From street trucks to fine dining, Korean food has skyrocketed in popularity due to its bold flavors and unique approach to ingredients. And it’s not just a major food trend — it is fast becoming more mainstream.
But, while kimchi may no longer be regarded as a “mystery ingredient,” even the most adventurous foodies still tend to shy away from making Korean food at home in fear of not having the right tools or know-how. While preparing Korean food at home can seem intimidating, incorporating Korean flavors and ingredients into your everyday meals can be super simple and a tasty way to bring excitement to your favorite dishes.
Bibigo, the leading maker of convenient Korean foods, offers up five easy tips to embrace Korean cuisine in the comfort of your own kitchen.
1. Spice Up Your Comfort Foods
The balance of spicy, savory and sweet flavors in Korean cuisine are a perfect complement to many traditionally rich comfort foods like mac and cheese, grilled paninis, fried chicken and even pizza. Swap out condiments like ketchup or mustard for sauces that are savory with a kick like Bibigo’s Go-Chu-Jang Hot & Sweet Sauce, a hot sauce made from fermented Korean red pepper paste that adds some sweet heat to everyday savory dishes. This versatile condiment also works great as a dipping sauce for French fries and onion rings, or on top of pork or chicken tacos.
2. One-Pot Wonders
Crunched for time? Luckily, slow one-pot cooking really allows Korean flavors to shine. Combine spare ribs or flank steak with carrots, onions and Korean BBQ sauce in a slow cooker for 7-8 hours for an incredibly juicy and tender entrée the entire family will love. Garnish with green onions and sesame seeds if desired, and serve with white or brown rice to complete the meal.
3. Mix Up Your Marinades
Expand your palate beyond traditional barbecue sauce and try marinating meats in unexpected Korean flavors. Turkey and chicken pair well with sesame oil or mirin, a Korean rice wine. If beef or pork are on the menu, try Bibigo Go-Chu-Jang Barbecue Sauce, a delicious blend of sweet, smoky and spicy.
4. Soup Up Your Stews
As the temperatures dip, there’s nothing like defrosting with a warm bowl of soup.

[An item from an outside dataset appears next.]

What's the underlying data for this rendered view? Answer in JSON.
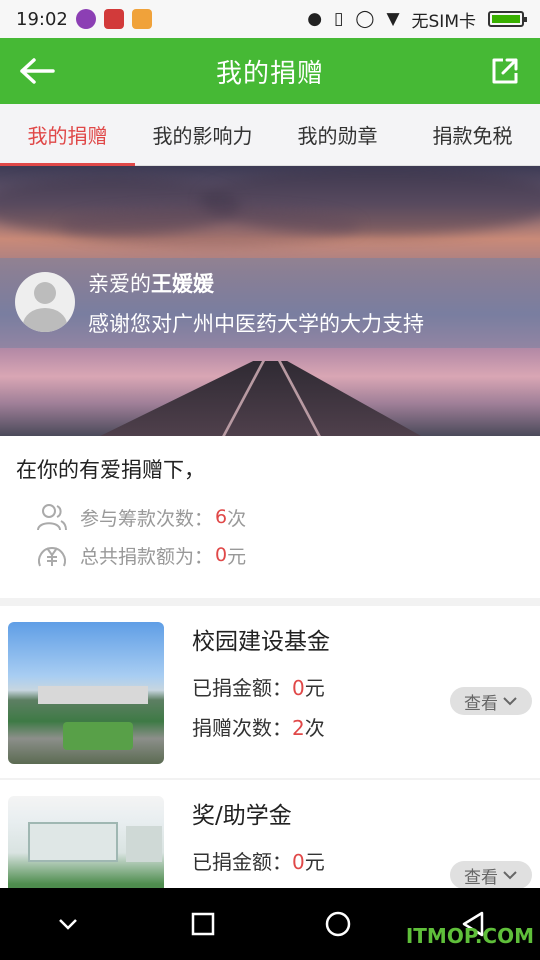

If you’re looking for a heartier addition to your favorite soups, add some bite-sized Korean dumplings, like Bibigo’s Chicken & Vegetable Mini Montons or Pork & Vegetable Steamed Dumplings. To elevate the flavor in your soup add scallions, shiitake mushrooms, ginger and garlic cloves to the broth.
5. Don’t Forget Your Greens

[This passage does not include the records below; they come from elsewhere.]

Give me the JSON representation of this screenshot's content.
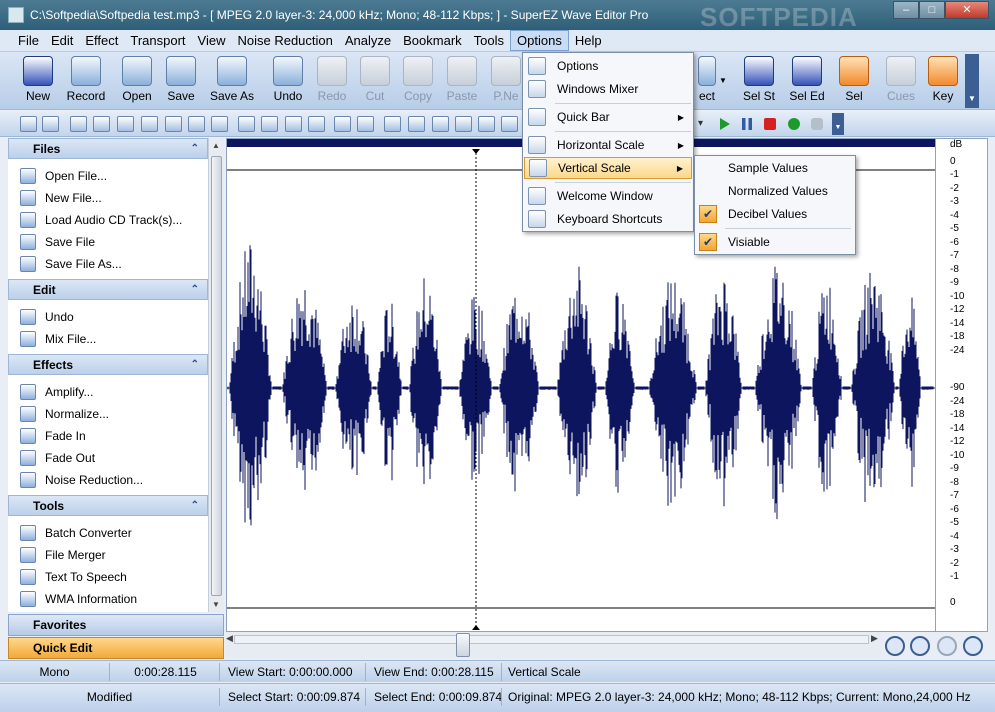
{
  "window": {
    "title": "C:\\Softpedia\\Softpedia test.mp3 - [ MPEG 2.0 layer-3: 24,000 kHz; Mono; 48-112 Kbps;  ] - SuperEZ Wave Editor Pro",
    "watermark": "SOFTPEDIA",
    "btn_min": "–",
    "btn_max": "□",
    "btn_close": "✕"
  },
  "menubar": [
    "File",
    "Edit",
    "Effect",
    "Transport",
    "View",
    "Noise Reduction",
    "Analyze",
    "Bookmark",
    "Tools",
    "Options",
    "Help"
  ],
  "toolbar": {
    "new": "New",
    "record": "Record",
    "open": "Open",
    "save": "Save",
    "save_as": "Save As",
    "undo": "Undo",
    "redo": "Redo",
    "cut": "Cut",
    "copy": "Copy",
    "paste": "Paste",
    "paste_new": "P.Ne",
    "effect": "ect",
    "sel_st": "Sel St",
    "sel_ed": "Sel Ed",
    "sel": "Sel",
    "cues": "Cues",
    "key": "Key"
  },
  "panel": {
    "files": {
      "header": "Files",
      "items": [
        "Open File...",
        "New File...",
        "Load Audio CD Track(s)...",
        "Save File",
        "Save File As..."
      ]
    },
    "edit": {
      "header": "Edit",
      "items": [
        "Undo",
        "Mix File..."
      ]
    },
    "effects": {
      "header": "Effects",
      "items": [
        "Amplify...",
        "Normalize...",
        "Fade In",
        "Fade Out",
        "Noise Reduction..."
      ]
    },
    "tools": {
      "header": "Tools",
      "items": [
        "Batch Converter",
        "File Merger",
        "Text To Speech",
        "WMA Information"
      ]
    },
    "favorites": "Favorites",
    "quick_edit": "Quick Edit"
  },
  "db_scale": {
    "unit": "dB",
    "ticks": [
      "0",
      "-1",
      "-2",
      "-3",
      "-4",
      "-5",
      "-6",
      "-7",
      "-8",
      "-9",
      "-10",
      "-12",
      "-14",
      "-18",
      "-24",
      "-90",
      "-24",
      "-18",
      "-14",
      "-12",
      "-10",
      "-9",
      "-8",
      "-7",
      "-6",
      "-5",
      "-4",
      "-3",
      "-2",
      "-1",
      "0"
    ]
  },
  "options_menu": {
    "options": "Options",
    "windows_mixer": "Windows Mixer",
    "quick_bar": "Quick Bar",
    "horizontal_scale": "Horizontal Scale",
    "vertical_scale": "Vertical Scale",
    "welcome_window": "Welcome Window",
    "keyboard_shortcuts": "Keyboard Shortcuts"
  },
  "vertical_scale_submenu": {
    "sample_values": "Sample Values",
    "normalized_values": "Normalized Values",
    "decibel_values": "Decibel Values",
    "visiable": "Visiable",
    "checked": [
      "Decibel Values",
      "Visiable"
    ]
  },
  "status1": {
    "channel": "Mono",
    "length": "0:00:28.115",
    "view_start": "View Start: 0:00:00.000",
    "view_end": "View End: 0:00:28.115",
    "hint": "Vertical Scale"
  },
  "status2": {
    "state": "Modified",
    "select_start": "Select Start: 0:00:09.874",
    "select_end": "Select End: 0:00:09.874",
    "original": "Original: MPEG 2.0 layer-3: 24,000 kHz; Mono; 48-112 Kbps;  Current: Mono,24,000 Hz"
  },
  "colors": {
    "waveform": "#0d155e",
    "menu_highlight": "#fbd78a",
    "quick_edit": "#f2a93b"
  }
}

Korean cuisine is about so much more than meat and barbecue. In fact, traditional Korean food is typically served with banchan, or shareable side dishes, that are often made from vegetables like radishes, mung bean sprouts, watercress, cucumber and Napa cabbage. If you’re dining solo, try topping a bowl of sprouted brown rice with Sukju namul (seasoned mung bean sprouts), pickled radish and cucumber. Drizzle with sesame oil for some extra flavor and enjoy.